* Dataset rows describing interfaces

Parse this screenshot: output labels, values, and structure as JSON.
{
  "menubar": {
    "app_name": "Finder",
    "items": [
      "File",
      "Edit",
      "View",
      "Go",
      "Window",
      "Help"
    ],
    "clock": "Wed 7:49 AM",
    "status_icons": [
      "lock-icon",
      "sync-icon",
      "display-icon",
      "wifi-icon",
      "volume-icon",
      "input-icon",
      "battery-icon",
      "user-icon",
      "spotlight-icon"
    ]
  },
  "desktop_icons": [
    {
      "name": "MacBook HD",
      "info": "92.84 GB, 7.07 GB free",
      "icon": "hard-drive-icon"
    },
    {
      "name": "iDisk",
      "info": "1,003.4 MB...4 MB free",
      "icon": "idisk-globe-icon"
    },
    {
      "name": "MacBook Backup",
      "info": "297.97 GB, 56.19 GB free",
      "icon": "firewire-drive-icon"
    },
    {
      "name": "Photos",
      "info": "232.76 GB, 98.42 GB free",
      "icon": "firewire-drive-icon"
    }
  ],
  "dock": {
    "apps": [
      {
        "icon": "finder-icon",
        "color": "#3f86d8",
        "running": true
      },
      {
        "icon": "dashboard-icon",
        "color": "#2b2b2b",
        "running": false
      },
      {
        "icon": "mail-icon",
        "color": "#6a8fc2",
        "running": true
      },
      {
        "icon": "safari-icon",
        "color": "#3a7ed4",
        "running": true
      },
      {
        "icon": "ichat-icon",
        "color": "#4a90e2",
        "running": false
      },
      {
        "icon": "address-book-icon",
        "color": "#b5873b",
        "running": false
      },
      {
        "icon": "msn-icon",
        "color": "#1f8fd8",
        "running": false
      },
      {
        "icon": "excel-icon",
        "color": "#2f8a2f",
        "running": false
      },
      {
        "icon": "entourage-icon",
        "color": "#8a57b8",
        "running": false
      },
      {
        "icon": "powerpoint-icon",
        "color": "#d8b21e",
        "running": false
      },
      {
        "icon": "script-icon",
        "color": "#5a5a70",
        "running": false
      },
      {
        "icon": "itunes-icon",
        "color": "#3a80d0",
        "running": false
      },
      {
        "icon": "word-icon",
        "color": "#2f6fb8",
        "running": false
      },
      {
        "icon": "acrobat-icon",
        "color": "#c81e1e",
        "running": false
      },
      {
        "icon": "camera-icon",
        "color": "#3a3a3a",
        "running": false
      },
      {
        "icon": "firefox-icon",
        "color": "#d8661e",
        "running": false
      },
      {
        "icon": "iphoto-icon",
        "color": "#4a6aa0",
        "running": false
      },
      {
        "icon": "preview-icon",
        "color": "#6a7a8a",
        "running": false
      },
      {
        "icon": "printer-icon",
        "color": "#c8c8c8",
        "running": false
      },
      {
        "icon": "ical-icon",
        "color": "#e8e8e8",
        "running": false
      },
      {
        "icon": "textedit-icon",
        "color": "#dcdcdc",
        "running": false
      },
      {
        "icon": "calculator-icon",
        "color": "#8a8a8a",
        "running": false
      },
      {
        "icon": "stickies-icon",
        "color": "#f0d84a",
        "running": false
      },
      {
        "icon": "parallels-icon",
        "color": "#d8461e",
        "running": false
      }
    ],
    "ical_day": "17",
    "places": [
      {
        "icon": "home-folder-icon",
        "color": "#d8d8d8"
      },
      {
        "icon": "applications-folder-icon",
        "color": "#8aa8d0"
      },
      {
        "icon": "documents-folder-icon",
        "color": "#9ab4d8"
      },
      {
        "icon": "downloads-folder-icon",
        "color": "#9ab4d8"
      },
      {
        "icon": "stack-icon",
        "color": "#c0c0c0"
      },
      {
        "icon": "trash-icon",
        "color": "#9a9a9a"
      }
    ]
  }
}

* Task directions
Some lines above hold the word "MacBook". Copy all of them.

* Exercise output
      "name": "MacBook HD",
      "name": "MacBook Backup",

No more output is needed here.